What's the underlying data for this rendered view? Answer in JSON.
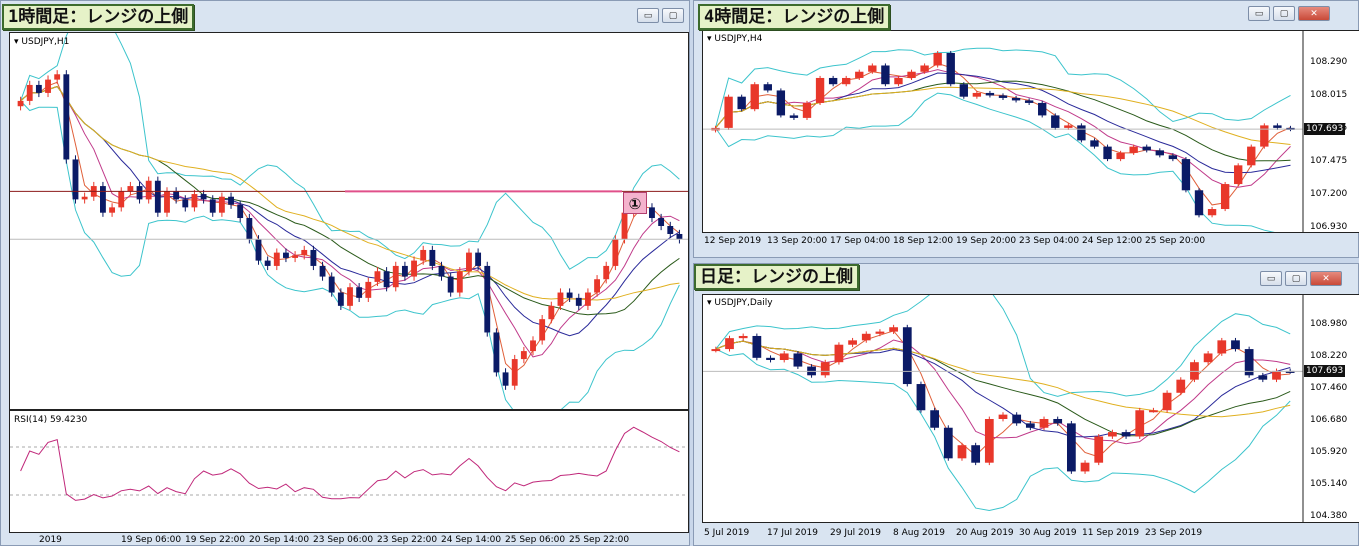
{
  "windows": {
    "h1": {
      "title": "1時間足：レンジの上側",
      "symbol": "USDJPY,H1",
      "rsi_label": "RSI(14) 59.4230",
      "marker": "①",
      "x_labels": [
        "2019",
        "19 Sep 06:00",
        "19 Sep 22:00",
        "20 Sep 14:00",
        "23 Sep 06:00",
        "23 Sep 22:00",
        "24 Sep 14:00",
        "25 Sep 06:00",
        "25 Sep 22:00"
      ]
    },
    "h4": {
      "title": "4時間足：レンジの上側",
      "symbol": "USDJPY,H4",
      "price_tag": "107.693",
      "y_labels": [
        "108.290",
        "108.015",
        "107.745",
        "107.475",
        "107.200",
        "106.930"
      ],
      "x_labels": [
        "12 Sep 2019",
        "13 Sep 20:00",
        "17 Sep 04:00",
        "18 Sep 12:00",
        "19 Sep 20:00",
        "23 Sep 04:00",
        "24 Sep 12:00",
        "25 Sep 20:00"
      ]
    },
    "daily": {
      "title": "日足：レンジの上側",
      "symbol": "USDJPY,Daily",
      "price_tag": "107.693",
      "y_labels": [
        "108.980",
        "108.220",
        "107.460",
        "106.680",
        "105.920",
        "105.140",
        "104.380"
      ],
      "x_labels": [
        "5 Jul 2019",
        "17 Jul 2019",
        "29 Jul 2019",
        "8 Aug 2019",
        "20 Aug 2019",
        "30 Aug 2019",
        "11 Sep 2019",
        "23 Sep 2019"
      ]
    }
  },
  "window_buttons": {
    "minimize": "▭",
    "maximize": "▢",
    "close": "✕"
  },
  "colors": {
    "bull": "#e8372a",
    "bear": "#0b1a66",
    "bollinger": "#3cc4cc",
    "resistance": "#e0508a",
    "h_line": "#8b1a1a",
    "rsi": "#c0287a",
    "ma": [
      "#e0603a",
      "#c03a8a",
      "#2a2a9a",
      "#2a5a1a",
      "#e0b020"
    ]
  },
  "chart_data": [
    {
      "type": "candlestick",
      "name_in_image": "USDJPY,H1",
      "y_range": [
        107.2,
        108.5
      ],
      "close_series": [
        108.32,
        108.38,
        108.35,
        108.4,
        108.42,
        108.1,
        107.95,
        107.96,
        108.0,
        107.9,
        107.92,
        107.98,
        108.0,
        107.95,
        108.02,
        107.9,
        107.98,
        107.95,
        107.92,
        107.97,
        107.95,
        107.9,
        107.96,
        107.93,
        107.88,
        107.8,
        107.72,
        107.7,
        107.75,
        107.73,
        107.74,
        107.76,
        107.7,
        107.66,
        107.6,
        107.55,
        107.62,
        107.58,
        107.64,
        107.68,
        107.62,
        107.7,
        107.66,
        107.72,
        107.76,
        107.7,
        107.66,
        107.6,
        107.68,
        107.75,
        107.7,
        107.45,
        107.3,
        107.25,
        107.35,
        107.38,
        107.42,
        107.5,
        107.55,
        107.6,
        107.58,
        107.55,
        107.6,
        107.65,
        107.7,
        107.8,
        107.9,
        107.95,
        107.92,
        107.88,
        107.85,
        107.82,
        107.8
      ]
    },
    {
      "type": "candlestick",
      "name_in_image": "USDJPY,H4",
      "y_range": [
        106.93,
        108.3
      ],
      "close_series": [
        107.7,
        107.95,
        107.85,
        108.05,
        108.0,
        107.8,
        107.78,
        107.9,
        108.1,
        108.05,
        108.1,
        108.15,
        108.2,
        108.05,
        108.1,
        108.15,
        108.2,
        108.3,
        108.05,
        107.95,
        107.98,
        107.96,
        107.94,
        107.92,
        107.9,
        107.8,
        107.7,
        107.72,
        107.6,
        107.55,
        107.45,
        107.5,
        107.55,
        107.52,
        107.48,
        107.45,
        107.2,
        107.0,
        107.05,
        107.25,
        107.4,
        107.55,
        107.72,
        107.7,
        107.69
      ]
    },
    {
      "type": "candlestick",
      "name_in_image": "USDJPY,Daily",
      "y_range": [
        104.38,
        108.98
      ],
      "close_series": [
        108.2,
        108.45,
        108.5,
        108.0,
        107.95,
        108.1,
        107.8,
        107.6,
        107.9,
        108.3,
        108.4,
        108.55,
        108.6,
        108.7,
        107.4,
        106.8,
        106.4,
        105.7,
        106.0,
        105.6,
        106.6,
        106.7,
        106.5,
        106.4,
        106.6,
        106.5,
        105.4,
        105.6,
        106.2,
        106.3,
        106.2,
        106.8,
        106.8,
        107.2,
        107.5,
        107.9,
        108.1,
        108.4,
        108.2,
        107.6,
        107.5,
        107.7,
        107.69
      ]
    }
  ]
}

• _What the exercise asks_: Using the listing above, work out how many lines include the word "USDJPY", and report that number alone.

• _Written answer_: 6